[Opening DATA SUPPLIED section]

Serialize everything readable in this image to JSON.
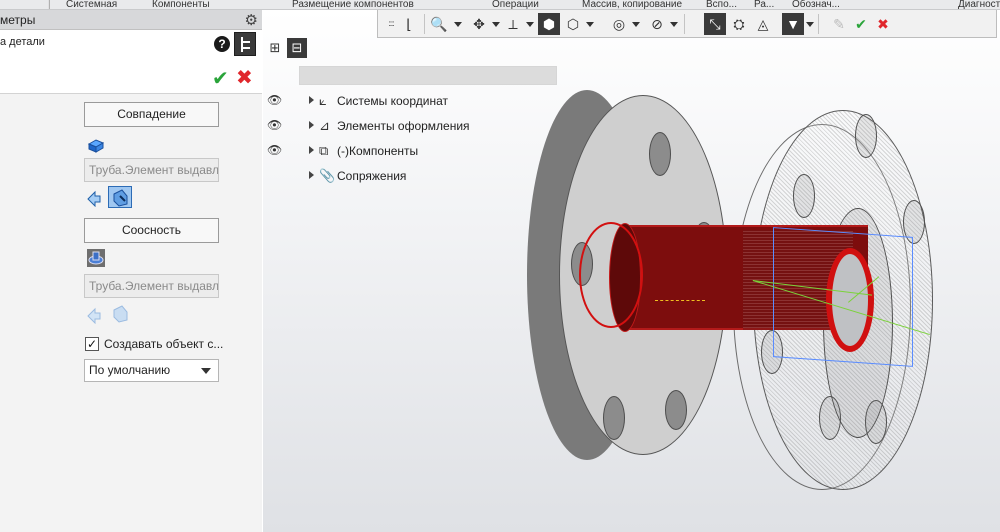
{
  "ribbon": {
    "tabs": [
      "Системная",
      "Компоненты",
      "Размещение компонентов",
      "Операции",
      "Массив, копирование",
      "Вспо...",
      "Ра...",
      "Обознач...",
      "Диагност"
    ]
  },
  "panel": {
    "title": "метры",
    "sublabel": "а детали",
    "help": "?",
    "constraint1": {
      "button_label": "Совпадение",
      "field_value": "Труба.Элемент выдавли"
    },
    "constraint2": {
      "button_label": "Соосность",
      "field_value": "Труба.Элемент выдавли"
    },
    "create_object_label": "Создавать объект с...",
    "create_object_checked": true,
    "default_select": "По умолчанию"
  },
  "tree": {
    "items": [
      {
        "label": "Системы координат",
        "visible_eye": true
      },
      {
        "label": "Элементы оформления",
        "visible_eye": true
      },
      {
        "label": "(-)Компоненты",
        "visible_eye": true
      },
      {
        "label": "Сопряжения",
        "visible_eye": false
      }
    ]
  },
  "colors": {
    "accent_ok": "#2aa43a",
    "accent_cancel": "#e0262b",
    "selected_part": "#7d0d0d"
  }
}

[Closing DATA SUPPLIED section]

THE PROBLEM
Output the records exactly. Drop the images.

EXPECTED OUTPUT
Serialize everything readable in this image to JSON.
{
  "ribbon": {
    "tabs": [
      "Системная",
      "Компоненты",
      "Размещение компонентов",
      "Операции",
      "Массив, копирование",
      "Вспо...",
      "Ра...",
      "Обознач...",
      "Диагност"
    ]
  },
  "panel": {
    "title": "метры",
    "sublabel": "а детали",
    "help": "?",
    "constraint1": {
      "button_label": "Совпадение",
      "field_value": "Труба.Элемент выдавли"
    },
    "constraint2": {
      "button_label": "Соосность",
      "field_value": "Труба.Элемент выдавли"
    },
    "create_object_label": "Создавать объект с...",
    "create_object_checked": true,
    "default_select": "По умолчанию"
  },
  "tree": {
    "items": [
      {
        "label": "Системы координат",
        "visible_eye": true
      },
      {
        "label": "Элементы оформления",
        "visible_eye": true
      },
      {
        "label": "(-)Компоненты",
        "visible_eye": true
      },
      {
        "label": "Сопряжения",
        "visible_eye": false
      }
    ]
  },
  "colors": {
    "accent_ok": "#2aa43a",
    "accent_cancel": "#e0262b",
    "selected_part": "#7d0d0d"
  }
}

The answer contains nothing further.